Remittance Slowdown, Wake-Up Call for Latin America
Friday, March 14, 2008; 12:00 AM
WASHINGTON -- Jesus Antonio Soriano had long wanted to give something back to his native Chalatenango, a province in northern El Salvador devastated by civil war in the 1980s. And so four years ago, the agronomist, with three partners, developed a plan to improve land values and create jobs by building a residential and recreational center. The Chalate Country Club now employs 60 people full-time and pays them at least twice what most jobs in the area would bring.
Initially, investment was slow in coming to Soriano's development. Then two years ago, he began offering the $16,500, 400-square-yard lots to Salvadorans living abroad. Almost at the same time, the Millennium Challenge Corporation, President Bush's "smart aid" program, launched its $461 million, five-year initiative in education and basic infrastructure for northern El Salvador.
Sales took off. Soriano credits the clout of the MCC and its plans to improve roads in Chalatenango with making his club a more attractive investment. But he is most grateful to Salvadorans in the United States. "Our project wouldn't have succeeded if it weren't for all our brothers and sisters living here," Soriano told me last month in Washington.
Gratitude aside, Soriano has grown particularly anxious in recent months about his project's dependence on riches outside of El Salvador. In particular, he is concerned that an economic downturn will choke off funds from Salvadorans in the United States, some of whom have already fallen behind on their payments to him.
While economists predict that a recession in the U.S. will have a major impact among its closest trading partners such as El Salvador, Latin Americans don't have to read macroeconomic indexes to feel the pinch. As manufacturing and construction slow in the U.S., and the amount of work dwindles, immigrant laborers are having a hard time making ends meet, let alone sending money back home.
Just last week, Mexico's central bank reported that remittances, the second-biggest source of dollars into Mexico after oil, fell in January to $1.65 billion, a 5.9 percent drop from January 2007 -- the largest since Banco de Mexico began keeping records in 1995. For El Salvador, remittances grew just 1.7 percent in January compared with January 2007, a significant plunge in a growth rate that had soared to 14 percent in 2007 and 25 percent in 2006. Overall, for the first time since 2000, remittances to Latin America experienced only single-digit growth last year, about 7 percent, the Inter-American Development Bank reported this week.
In the past, remittances have traditionally increased in times of greatest need, such as in response to economic slumps or natural disasters.

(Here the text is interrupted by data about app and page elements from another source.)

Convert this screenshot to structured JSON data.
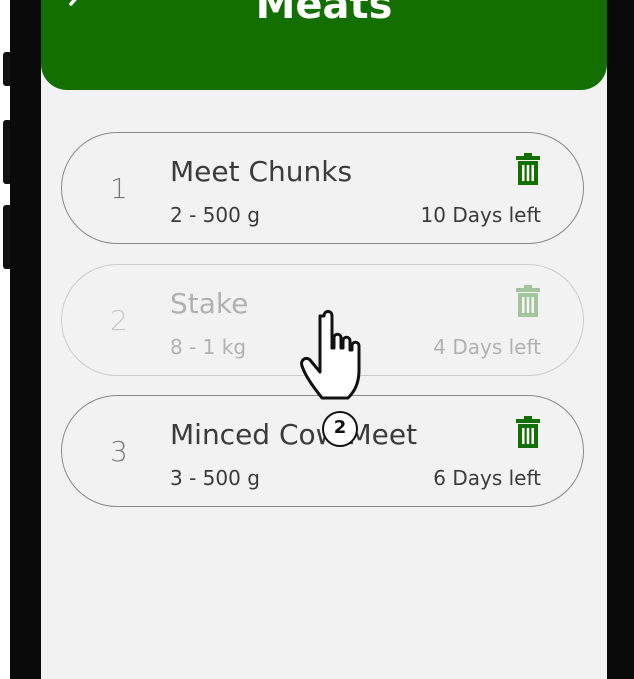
{
  "header": {
    "title": "Meats",
    "back_icon": "chevron-left-icon"
  },
  "items": [
    {
      "index": "1",
      "name": "Meet Chunks",
      "quantity": "2 - 500 g",
      "days_left": "10 Days left"
    },
    {
      "index": "2",
      "name": "Stake",
      "quantity": "8 - 1 kg",
      "days_left": "4 Days left"
    },
    {
      "index": "3",
      "name": "Minced Cow Meet",
      "quantity": "3 - 500 g",
      "days_left": "6 Days left"
    }
  ],
  "overlay": {
    "step_number": "2",
    "pointer_icon": "hand-pointer-icon"
  },
  "colors": {
    "header": "#137000",
    "trash": "#137000",
    "background": "#f2f2f2"
  }
}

Remittances rose significantly after Mexico's 1995 financial crisis and following hurricanes in Central America. This time around, if countries such as El Salvador also enter an economic downturn, the possibility of a remittance surge to help soften the blow is remote.
Remittances to Latin American countries -- which multiplied 25 times between 1980 and 2005 -- have been largely taken for granted. Humberto Lopez, lead economist for Central America at the World Bank, explained the mind-set: "Up until a couple years ago the consensus was that remittances were here to stay." Now however, there is "a very strong trend change."

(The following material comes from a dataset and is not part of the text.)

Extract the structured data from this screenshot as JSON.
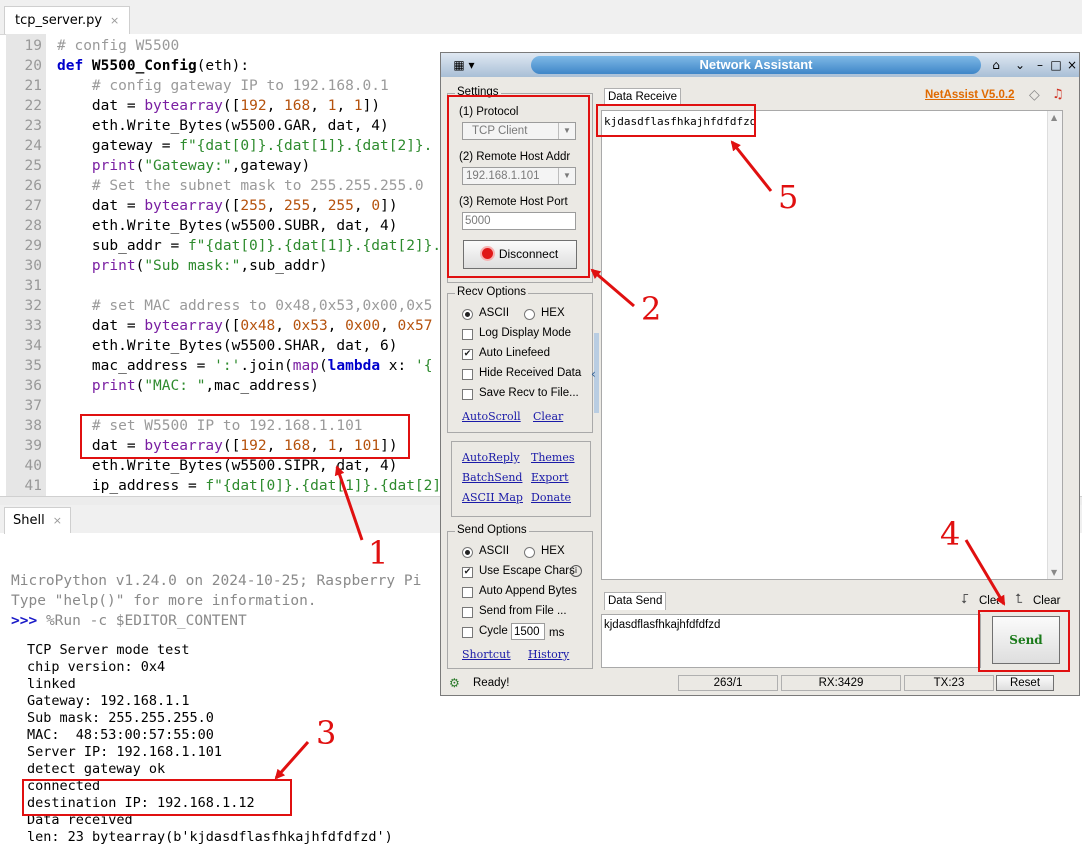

While the change could be temporary, the remittance slowdown should serve as a wake-up call to regional leaders. That is particularly true for those countries such as the Dominican Republic, Haiti, Honduras, Jamaica, Nicaragua and El Salvador where remittances have come to represent 10 percent or more of gross domestic product.
Vincent Ruddy, the MCC's resident country director for El Salvador, said the corporation is in fact trying to support initiatives that reduce the reliance on money sent from workers abroad. One of the MCC's goals, he said in a recent interview, is to help small farmers switch from low-value crops such as beans, basic grains or corn, which carry very low profits, to high-value products such as avocados, strawberries and other fruits. Ruddy says such projects will enable local workers to "make more money or as much as the people who are emigrating."
Narrowing the income gap is no doubt a worthy goal, particularly as it has been a significant incentive behind emigration. But if such projects reduce remittance dependence -- and therefore encourage greater self-reliance -- they will be doubly beneficial. Until that time, however, remittance dependence has set Latin America up for some hard days ahead as the region's economies slow in tandem with that of the United States.
Marcela Sanchez's e-mail address is firstname.lastname@example.org.